--- Stored data ---

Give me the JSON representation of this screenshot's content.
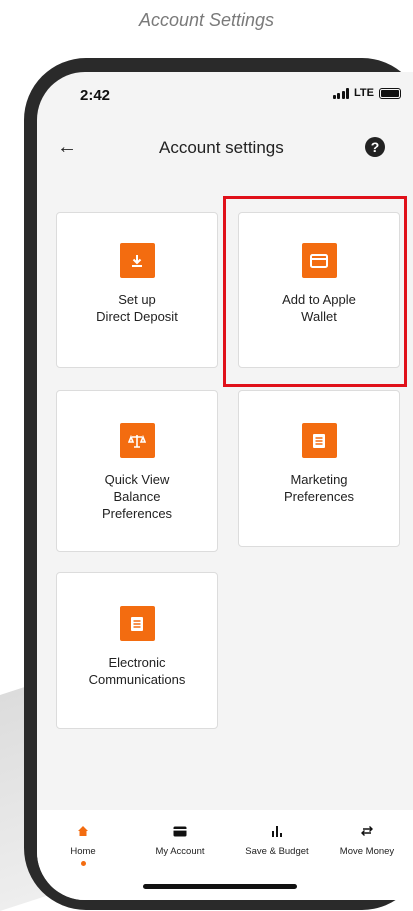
{
  "caption": "Account Settings",
  "status_bar": {
    "time": "2:42",
    "network": "LTE"
  },
  "header": {
    "title": "Account settings",
    "help_glyph": "?"
  },
  "cards": [
    {
      "label": "Set up\nDirect Deposit",
      "icon": "download-icon"
    },
    {
      "label": "Add to Apple\nWallet",
      "icon": "card-icon"
    },
    {
      "label": "Quick View\nBalance\nPreferences",
      "icon": "scale-icon"
    },
    {
      "label": "Marketing\nPreferences",
      "icon": "document-icon"
    },
    {
      "label": "Electronic\nCommunications",
      "icon": "document-icon"
    }
  ],
  "bottom_nav": [
    {
      "label": "Home",
      "icon": "home-icon",
      "active": true
    },
    {
      "label": "My Account",
      "icon": "card-icon"
    },
    {
      "label": "Save & Budget",
      "icon": "bar-chart-icon"
    },
    {
      "label": "Move Money",
      "icon": "transfer-icon"
    }
  ],
  "colors": {
    "accent": "#f36c10",
    "highlight": "#e0101a",
    "frame": "#2a2a2a"
  }
}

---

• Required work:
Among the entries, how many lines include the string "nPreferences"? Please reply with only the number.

• Written answer:
2